If you have not heard of Mexico’s native blacks, you are not alone. The story that has been passed down through generations is that their ancestors arrived on a slave boat filled with Cubans and Haitians, which sank off Mexico’s Pacific coast. The survivors hid away in fishing villages on the shore. The story is a myth: Spanish colonialists trafficked African slaves into ports on the opposite Gulf coast, and slaves were distributed further inland. The persistence of this story explains the reluctance of many black Mexicans to embrace the label “Afro”, and why many Mexicans assume black nationals hail from the Caribbean.

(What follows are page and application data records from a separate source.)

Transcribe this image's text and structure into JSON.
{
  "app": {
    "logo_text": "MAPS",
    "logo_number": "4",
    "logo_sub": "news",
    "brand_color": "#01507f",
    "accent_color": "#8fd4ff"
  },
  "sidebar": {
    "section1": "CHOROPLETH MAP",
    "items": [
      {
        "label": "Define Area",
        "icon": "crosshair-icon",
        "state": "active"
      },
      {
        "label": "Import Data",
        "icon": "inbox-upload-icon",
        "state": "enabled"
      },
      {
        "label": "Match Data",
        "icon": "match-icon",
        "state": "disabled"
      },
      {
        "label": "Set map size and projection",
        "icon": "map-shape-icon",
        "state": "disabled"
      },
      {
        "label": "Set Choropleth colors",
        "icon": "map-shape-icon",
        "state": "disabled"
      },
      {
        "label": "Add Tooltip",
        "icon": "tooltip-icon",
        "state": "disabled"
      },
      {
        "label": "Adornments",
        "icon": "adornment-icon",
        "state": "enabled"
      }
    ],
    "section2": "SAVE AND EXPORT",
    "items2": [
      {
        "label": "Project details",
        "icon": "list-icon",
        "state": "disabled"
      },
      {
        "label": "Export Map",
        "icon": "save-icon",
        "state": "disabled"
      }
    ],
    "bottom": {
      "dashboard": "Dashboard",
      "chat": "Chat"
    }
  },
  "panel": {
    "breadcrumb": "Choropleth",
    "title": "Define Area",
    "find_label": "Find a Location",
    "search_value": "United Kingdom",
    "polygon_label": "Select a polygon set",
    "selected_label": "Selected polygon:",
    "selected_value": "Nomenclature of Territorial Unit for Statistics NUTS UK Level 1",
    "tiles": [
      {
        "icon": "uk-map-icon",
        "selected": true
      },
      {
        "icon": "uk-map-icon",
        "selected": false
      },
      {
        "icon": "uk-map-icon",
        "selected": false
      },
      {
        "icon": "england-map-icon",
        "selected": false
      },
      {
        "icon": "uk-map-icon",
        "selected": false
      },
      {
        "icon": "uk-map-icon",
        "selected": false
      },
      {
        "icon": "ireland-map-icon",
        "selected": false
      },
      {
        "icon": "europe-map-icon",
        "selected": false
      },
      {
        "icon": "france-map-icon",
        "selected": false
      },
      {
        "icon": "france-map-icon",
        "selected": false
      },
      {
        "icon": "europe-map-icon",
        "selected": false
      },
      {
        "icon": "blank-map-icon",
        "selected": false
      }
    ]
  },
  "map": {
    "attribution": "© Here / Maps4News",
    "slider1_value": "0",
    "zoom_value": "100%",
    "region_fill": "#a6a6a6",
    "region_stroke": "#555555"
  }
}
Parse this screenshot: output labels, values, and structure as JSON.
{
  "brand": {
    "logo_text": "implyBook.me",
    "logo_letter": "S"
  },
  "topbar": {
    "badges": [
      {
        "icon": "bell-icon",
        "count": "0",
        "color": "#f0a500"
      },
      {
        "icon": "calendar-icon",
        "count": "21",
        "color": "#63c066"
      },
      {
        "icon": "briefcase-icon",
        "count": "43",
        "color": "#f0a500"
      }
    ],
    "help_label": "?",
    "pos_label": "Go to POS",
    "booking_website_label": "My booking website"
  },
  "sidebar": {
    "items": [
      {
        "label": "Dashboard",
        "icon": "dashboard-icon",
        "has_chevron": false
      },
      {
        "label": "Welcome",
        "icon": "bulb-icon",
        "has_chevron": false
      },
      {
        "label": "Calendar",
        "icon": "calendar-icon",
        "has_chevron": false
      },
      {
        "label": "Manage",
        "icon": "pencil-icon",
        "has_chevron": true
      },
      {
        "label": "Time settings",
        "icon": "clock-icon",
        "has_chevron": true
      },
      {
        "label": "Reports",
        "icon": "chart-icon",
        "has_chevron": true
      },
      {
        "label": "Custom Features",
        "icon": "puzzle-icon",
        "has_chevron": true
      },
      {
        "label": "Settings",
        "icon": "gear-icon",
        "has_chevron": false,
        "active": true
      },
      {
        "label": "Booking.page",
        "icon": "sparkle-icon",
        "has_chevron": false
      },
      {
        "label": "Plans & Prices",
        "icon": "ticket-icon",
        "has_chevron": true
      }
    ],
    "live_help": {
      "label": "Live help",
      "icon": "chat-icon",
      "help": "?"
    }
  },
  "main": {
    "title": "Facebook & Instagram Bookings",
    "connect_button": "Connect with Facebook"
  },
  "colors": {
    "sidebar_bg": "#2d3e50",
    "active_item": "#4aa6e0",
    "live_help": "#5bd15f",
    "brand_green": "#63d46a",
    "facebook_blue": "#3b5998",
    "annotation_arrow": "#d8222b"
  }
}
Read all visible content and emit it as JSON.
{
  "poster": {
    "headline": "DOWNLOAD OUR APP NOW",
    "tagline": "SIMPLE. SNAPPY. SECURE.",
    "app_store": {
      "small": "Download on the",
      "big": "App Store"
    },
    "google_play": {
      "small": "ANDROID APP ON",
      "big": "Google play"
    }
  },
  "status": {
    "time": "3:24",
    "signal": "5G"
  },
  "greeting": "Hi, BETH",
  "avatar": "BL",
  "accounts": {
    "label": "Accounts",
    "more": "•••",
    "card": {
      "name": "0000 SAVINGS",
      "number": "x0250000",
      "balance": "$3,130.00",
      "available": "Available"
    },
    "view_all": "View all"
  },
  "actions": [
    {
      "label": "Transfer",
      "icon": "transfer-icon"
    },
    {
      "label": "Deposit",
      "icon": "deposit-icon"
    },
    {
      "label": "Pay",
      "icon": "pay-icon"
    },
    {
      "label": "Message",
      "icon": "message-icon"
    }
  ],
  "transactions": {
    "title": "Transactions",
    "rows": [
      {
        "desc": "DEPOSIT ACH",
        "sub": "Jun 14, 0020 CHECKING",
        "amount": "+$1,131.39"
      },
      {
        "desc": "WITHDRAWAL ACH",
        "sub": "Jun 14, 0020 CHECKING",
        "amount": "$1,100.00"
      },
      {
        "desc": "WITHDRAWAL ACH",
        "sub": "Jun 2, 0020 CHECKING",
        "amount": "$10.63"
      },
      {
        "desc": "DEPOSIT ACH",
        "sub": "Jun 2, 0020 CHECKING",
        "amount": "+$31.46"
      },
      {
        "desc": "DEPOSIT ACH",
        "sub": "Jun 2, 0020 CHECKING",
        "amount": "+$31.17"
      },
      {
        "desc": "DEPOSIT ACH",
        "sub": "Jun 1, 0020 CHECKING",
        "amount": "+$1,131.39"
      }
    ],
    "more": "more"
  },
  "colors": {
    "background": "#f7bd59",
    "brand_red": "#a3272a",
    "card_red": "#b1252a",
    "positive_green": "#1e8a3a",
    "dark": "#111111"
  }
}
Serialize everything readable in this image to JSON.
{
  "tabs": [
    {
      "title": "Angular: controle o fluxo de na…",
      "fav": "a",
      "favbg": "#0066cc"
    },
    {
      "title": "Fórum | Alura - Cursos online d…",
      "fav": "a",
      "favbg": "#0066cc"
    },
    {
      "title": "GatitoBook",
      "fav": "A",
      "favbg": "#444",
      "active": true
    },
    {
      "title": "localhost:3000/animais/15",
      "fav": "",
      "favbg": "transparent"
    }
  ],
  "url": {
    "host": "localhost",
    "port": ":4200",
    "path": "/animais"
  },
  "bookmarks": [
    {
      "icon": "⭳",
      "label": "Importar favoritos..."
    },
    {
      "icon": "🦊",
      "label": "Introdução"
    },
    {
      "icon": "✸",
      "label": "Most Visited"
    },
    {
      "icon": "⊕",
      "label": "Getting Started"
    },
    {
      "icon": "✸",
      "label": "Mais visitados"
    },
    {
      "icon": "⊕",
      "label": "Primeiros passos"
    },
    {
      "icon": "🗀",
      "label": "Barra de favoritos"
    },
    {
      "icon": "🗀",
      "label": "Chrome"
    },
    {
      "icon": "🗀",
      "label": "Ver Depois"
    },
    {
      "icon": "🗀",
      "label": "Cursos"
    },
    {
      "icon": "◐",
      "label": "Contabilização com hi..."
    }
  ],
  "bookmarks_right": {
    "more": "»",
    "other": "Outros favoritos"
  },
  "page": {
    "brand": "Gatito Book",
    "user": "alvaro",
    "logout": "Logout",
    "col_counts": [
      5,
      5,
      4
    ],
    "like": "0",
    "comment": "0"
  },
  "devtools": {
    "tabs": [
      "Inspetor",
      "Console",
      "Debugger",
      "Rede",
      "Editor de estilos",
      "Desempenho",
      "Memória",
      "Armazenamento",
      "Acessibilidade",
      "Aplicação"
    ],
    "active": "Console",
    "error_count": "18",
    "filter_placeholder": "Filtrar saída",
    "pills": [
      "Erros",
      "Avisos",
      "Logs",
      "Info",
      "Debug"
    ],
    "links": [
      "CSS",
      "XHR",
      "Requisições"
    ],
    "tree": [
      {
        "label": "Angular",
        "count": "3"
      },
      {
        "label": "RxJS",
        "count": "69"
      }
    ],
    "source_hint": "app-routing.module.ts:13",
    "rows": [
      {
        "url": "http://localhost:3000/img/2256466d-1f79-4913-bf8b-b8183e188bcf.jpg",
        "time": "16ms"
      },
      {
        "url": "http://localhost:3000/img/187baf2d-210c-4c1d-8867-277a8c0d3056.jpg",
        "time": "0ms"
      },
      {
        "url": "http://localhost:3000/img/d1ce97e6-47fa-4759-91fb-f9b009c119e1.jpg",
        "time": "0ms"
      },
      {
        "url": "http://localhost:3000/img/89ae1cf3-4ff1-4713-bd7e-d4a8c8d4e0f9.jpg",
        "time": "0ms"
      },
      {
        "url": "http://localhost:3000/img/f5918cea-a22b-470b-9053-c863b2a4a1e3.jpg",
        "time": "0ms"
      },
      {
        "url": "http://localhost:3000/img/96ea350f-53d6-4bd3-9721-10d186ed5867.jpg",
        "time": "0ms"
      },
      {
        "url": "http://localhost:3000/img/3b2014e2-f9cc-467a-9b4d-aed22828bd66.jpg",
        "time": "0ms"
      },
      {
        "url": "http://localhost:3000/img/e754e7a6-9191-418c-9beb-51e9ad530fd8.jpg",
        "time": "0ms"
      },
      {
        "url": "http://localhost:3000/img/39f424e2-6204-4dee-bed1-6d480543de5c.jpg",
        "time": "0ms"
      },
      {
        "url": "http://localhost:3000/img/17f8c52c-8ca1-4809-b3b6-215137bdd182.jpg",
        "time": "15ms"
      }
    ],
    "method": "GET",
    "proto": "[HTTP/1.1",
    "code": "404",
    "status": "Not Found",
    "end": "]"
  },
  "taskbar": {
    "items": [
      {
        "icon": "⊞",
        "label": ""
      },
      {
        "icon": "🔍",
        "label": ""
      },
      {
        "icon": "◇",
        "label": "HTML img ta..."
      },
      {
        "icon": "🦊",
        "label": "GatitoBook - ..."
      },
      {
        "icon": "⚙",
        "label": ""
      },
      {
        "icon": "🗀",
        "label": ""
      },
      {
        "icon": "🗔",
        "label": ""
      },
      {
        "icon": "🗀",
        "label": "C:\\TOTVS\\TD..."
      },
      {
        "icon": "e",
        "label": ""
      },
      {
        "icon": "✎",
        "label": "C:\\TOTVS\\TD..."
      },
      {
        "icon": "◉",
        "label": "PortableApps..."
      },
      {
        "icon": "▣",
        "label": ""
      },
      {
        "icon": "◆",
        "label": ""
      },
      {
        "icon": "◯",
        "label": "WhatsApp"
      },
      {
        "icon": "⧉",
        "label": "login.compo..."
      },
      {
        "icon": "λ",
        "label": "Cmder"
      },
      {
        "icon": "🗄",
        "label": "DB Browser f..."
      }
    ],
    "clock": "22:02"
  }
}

Colonial records show that around 200,000 African slaves were imported into Mexico in the 16th and 17th centuries to work in silver mines, sugar plantations and cattle ranches. But after Mexico won its independence from Spain, the needs of these black Mexicans were ignored.
Some Afro-Mexican activists identify themselves as part of the African diaspora. Given their rejection from Mexican culture, this offers a more empowering cultural reference. But with no collective memory of slavery (it was officially abolished in Mexico in 1822), or of any time in Africa before then, Afro-Mexicans are considerably removed from their African roots.
Plus, a tiny little bit about Blacks in Germany.